The “virtuous traveler” at the Toronto Star interviewed me for an article on offsetting air travel, “The winds of (climate) change.” The piece is pretty good. Here are some highlights:
Joseph Romm, a senior fellow at the Center for American Progress and author of Hell and High Water, is a critic of tree-planting as a carbon offset option.
“Trees take a long time to grow and they can be cut down,” he says. “I think planting and preserving trees is a good thing, but it won’t solve global warming.”
Offsets might “leave people with the impression that you can solve the climate problem by spending a few bucks,” he says. “The solution is going to take a lot of hard work for many decades.”
Still, he admits they are a step in the right direction.
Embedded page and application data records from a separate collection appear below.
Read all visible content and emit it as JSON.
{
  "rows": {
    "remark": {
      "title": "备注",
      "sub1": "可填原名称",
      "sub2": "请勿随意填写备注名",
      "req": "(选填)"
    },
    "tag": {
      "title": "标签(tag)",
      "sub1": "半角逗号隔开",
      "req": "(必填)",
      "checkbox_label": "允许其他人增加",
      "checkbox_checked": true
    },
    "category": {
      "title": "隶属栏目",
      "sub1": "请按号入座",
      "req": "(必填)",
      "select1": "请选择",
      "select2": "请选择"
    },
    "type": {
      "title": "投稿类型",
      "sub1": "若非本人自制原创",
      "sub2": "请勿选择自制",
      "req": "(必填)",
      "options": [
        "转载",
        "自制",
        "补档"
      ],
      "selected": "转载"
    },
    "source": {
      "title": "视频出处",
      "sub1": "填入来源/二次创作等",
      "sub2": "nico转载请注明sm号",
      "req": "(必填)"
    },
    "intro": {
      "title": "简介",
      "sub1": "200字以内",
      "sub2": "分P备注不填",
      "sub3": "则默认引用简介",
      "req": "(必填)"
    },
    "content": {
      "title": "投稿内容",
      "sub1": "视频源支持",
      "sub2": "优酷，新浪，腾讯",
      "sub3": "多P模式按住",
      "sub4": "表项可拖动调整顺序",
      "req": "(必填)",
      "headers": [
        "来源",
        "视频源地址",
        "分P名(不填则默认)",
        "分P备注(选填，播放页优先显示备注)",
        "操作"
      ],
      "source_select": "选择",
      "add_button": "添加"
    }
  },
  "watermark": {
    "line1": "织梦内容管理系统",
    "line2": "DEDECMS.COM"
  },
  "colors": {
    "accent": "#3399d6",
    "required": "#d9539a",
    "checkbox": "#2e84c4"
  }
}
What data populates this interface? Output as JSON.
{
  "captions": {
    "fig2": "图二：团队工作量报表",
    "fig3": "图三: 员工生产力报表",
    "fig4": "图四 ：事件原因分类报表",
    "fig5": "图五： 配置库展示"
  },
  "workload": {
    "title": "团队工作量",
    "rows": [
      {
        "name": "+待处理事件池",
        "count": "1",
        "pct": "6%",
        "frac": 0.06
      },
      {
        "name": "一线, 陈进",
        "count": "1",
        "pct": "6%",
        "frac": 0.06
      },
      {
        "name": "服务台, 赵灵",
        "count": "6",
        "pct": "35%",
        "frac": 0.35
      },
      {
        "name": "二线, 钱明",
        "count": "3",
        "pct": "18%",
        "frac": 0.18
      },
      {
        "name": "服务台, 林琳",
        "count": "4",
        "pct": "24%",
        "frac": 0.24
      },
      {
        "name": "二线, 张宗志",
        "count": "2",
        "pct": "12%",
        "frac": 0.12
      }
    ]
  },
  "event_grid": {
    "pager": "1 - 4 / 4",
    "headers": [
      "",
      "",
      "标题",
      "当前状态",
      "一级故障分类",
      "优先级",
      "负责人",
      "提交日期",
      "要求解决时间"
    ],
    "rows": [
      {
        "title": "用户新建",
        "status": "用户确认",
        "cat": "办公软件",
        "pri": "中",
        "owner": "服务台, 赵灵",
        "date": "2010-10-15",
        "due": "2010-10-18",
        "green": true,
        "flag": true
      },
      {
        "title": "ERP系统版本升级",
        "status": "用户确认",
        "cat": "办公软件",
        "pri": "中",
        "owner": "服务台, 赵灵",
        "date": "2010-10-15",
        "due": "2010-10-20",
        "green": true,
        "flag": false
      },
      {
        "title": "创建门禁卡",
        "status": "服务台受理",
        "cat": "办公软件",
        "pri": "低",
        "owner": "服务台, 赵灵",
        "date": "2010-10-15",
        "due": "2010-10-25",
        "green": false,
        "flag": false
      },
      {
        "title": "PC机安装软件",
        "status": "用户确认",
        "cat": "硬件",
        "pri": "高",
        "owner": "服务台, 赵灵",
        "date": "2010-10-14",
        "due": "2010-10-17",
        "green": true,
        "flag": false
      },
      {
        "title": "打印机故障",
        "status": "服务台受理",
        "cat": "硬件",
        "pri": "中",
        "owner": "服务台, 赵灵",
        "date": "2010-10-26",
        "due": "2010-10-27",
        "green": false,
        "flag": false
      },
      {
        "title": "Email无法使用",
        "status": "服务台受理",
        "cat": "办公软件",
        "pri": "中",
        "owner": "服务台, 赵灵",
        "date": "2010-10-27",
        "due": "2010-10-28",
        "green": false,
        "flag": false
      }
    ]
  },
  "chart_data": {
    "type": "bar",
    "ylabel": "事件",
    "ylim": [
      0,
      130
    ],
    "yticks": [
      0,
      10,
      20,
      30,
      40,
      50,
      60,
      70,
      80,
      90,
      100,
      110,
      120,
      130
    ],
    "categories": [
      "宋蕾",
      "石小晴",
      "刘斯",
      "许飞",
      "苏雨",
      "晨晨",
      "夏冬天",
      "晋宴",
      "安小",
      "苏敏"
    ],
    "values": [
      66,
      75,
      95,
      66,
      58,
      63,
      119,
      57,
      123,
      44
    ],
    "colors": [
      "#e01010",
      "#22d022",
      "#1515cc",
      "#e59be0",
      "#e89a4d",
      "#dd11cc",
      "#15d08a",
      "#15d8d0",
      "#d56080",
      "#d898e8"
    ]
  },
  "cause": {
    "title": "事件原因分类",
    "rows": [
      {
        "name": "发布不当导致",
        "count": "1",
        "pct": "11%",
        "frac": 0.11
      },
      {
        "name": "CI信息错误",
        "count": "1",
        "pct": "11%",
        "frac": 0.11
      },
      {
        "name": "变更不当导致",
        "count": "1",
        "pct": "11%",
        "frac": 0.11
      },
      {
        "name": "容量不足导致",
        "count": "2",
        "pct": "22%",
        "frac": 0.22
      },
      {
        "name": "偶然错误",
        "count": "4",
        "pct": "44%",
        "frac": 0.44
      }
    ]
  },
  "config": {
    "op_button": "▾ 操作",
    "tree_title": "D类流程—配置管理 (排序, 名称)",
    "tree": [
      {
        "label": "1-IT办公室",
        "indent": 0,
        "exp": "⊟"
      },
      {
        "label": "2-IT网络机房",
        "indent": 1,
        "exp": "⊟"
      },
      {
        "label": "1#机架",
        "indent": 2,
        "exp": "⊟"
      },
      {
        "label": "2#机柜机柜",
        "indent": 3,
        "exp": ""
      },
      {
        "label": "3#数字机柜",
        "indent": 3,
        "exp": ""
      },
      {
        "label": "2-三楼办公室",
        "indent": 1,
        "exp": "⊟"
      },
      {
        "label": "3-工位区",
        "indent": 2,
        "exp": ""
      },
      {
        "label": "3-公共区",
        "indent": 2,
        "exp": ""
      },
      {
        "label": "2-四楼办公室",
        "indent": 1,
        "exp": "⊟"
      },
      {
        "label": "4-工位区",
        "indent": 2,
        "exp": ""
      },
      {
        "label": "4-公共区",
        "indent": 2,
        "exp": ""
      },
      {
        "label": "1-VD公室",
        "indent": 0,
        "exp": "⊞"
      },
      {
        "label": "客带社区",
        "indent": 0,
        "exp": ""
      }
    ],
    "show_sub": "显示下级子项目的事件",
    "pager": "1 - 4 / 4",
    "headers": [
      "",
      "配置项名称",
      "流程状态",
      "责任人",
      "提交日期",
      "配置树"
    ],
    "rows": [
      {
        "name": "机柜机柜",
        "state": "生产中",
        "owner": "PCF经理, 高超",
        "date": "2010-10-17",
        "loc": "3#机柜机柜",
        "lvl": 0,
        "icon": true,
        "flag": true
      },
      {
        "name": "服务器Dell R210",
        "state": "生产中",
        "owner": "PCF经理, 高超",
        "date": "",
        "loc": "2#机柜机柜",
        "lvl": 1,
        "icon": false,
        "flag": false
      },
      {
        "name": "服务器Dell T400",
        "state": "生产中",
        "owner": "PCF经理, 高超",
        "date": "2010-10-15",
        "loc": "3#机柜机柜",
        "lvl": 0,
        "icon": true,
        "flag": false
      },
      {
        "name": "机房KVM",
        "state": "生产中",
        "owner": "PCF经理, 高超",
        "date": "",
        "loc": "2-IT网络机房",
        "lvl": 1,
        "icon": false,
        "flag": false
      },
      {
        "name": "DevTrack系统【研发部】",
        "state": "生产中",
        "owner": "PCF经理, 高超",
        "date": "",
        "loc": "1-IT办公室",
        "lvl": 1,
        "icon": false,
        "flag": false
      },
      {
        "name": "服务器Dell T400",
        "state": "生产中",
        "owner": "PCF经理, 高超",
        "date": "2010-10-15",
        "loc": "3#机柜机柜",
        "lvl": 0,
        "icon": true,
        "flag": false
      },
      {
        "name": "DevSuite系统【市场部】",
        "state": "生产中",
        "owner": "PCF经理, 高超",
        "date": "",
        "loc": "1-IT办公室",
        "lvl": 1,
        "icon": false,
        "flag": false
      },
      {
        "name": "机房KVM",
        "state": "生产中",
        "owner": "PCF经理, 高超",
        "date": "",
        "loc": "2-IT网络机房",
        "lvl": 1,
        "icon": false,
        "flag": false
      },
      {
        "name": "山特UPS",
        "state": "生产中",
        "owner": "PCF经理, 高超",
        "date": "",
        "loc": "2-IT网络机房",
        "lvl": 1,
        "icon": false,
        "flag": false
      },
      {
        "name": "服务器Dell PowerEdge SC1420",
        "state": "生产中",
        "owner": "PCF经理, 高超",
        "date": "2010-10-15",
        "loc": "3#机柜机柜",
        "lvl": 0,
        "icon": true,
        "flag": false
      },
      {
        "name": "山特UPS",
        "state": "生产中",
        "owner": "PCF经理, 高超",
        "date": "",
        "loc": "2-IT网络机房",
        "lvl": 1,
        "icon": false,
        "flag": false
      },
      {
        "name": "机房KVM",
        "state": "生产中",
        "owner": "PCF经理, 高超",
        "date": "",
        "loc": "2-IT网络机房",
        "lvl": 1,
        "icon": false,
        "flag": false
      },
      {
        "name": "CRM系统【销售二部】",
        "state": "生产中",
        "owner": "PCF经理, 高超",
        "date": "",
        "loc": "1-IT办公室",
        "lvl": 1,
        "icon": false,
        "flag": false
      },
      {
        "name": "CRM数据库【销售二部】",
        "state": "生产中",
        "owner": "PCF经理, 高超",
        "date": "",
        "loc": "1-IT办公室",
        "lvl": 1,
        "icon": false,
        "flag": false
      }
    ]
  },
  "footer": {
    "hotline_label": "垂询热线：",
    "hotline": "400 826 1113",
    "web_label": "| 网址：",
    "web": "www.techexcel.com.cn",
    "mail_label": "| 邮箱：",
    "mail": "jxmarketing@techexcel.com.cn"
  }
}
“If you get well-credentialled offsets, it’s a good idea,” he says, suggesting that green-minded travellers seek out offset companies focused on clean energy projects.
The article focuses on the two offset companies that testified with me in July, Terrapass and Native Energy, both of whom seem well-credentialed. The article notes that a very high standard for offsets exists:
World Wildlife Fund International, among others, created Gold Standard label, which is awarded to offset projects that also cultivate sustainable development. The Gold Standard label is endorsed by more than 44 non-governmental organizations worldwide.
This third-party verification is critical, says Romm.
“It’s a key component to a good offset program.”
Whatever offset program you choose, use it together with sincere attempts to reduce your carbon footprint.